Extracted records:
********************
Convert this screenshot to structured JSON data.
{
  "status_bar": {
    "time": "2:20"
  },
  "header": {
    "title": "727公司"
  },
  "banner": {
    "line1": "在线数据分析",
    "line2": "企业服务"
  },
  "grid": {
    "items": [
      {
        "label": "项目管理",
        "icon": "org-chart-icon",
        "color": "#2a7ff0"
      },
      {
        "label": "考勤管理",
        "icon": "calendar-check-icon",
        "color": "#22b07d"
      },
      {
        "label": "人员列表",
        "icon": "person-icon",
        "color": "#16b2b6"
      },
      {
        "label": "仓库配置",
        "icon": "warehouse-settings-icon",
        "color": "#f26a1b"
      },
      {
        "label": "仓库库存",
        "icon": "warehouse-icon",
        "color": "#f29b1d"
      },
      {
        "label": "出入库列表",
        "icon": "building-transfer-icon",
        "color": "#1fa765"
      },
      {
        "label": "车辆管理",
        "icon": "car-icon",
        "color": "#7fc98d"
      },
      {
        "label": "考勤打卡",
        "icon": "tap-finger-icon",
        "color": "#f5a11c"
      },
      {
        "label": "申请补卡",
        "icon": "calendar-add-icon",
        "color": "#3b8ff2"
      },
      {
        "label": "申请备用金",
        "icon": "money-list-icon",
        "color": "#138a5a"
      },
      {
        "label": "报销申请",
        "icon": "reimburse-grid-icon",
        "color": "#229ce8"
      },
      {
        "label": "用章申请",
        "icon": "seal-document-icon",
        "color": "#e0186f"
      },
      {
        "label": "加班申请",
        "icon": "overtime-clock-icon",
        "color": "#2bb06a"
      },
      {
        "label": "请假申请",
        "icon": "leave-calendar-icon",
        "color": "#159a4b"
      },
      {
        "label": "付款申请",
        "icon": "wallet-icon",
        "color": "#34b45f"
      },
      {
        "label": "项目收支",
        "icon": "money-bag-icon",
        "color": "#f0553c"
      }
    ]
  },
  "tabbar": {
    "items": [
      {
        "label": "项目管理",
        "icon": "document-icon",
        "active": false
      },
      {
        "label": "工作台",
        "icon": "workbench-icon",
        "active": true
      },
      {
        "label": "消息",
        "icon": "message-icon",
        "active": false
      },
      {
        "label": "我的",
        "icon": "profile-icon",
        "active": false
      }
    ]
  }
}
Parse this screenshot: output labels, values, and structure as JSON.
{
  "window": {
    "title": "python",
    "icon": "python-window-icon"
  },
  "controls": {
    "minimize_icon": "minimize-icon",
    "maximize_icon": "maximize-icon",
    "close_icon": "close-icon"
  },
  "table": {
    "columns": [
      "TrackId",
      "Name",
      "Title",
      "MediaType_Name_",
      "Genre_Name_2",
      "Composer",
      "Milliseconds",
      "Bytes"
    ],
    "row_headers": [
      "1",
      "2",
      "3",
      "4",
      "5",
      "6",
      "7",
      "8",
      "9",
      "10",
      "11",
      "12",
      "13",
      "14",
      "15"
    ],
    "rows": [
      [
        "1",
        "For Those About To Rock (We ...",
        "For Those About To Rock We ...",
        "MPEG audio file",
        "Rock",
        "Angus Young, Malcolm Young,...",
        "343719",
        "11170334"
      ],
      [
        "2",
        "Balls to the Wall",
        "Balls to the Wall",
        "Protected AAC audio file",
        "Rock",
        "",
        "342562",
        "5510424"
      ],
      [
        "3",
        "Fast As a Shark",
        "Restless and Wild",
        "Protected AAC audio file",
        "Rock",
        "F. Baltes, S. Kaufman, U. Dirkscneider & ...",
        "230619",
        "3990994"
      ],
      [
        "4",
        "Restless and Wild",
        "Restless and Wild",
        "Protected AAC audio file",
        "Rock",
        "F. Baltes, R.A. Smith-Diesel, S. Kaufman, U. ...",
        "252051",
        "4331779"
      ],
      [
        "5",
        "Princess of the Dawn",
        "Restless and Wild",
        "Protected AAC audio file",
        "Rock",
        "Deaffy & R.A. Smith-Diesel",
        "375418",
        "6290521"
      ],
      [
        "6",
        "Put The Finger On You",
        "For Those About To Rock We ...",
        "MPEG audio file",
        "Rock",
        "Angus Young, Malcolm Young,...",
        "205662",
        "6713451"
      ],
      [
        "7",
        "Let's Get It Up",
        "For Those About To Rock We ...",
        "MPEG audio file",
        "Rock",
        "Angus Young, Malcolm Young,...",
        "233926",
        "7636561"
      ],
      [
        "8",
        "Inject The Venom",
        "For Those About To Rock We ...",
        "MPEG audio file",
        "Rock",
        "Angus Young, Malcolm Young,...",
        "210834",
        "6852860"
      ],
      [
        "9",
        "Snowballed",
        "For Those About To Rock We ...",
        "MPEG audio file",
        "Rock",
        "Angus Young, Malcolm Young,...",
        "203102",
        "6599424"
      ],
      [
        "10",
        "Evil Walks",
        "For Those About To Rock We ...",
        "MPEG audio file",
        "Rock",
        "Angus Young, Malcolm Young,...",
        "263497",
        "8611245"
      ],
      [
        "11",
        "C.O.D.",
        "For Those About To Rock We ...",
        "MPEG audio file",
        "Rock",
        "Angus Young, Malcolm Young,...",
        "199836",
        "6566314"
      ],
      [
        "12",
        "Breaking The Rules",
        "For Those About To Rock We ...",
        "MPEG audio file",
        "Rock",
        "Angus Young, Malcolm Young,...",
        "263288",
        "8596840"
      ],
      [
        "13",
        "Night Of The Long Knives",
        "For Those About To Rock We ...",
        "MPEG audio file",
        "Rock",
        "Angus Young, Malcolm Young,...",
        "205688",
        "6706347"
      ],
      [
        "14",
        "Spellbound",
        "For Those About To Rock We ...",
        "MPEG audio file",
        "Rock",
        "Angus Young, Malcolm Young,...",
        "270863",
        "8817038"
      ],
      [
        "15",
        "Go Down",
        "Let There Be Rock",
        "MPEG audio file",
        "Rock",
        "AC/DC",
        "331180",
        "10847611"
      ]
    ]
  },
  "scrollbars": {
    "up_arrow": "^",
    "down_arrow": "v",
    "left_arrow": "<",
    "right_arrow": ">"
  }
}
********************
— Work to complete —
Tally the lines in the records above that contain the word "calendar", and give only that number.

— Answer below —
3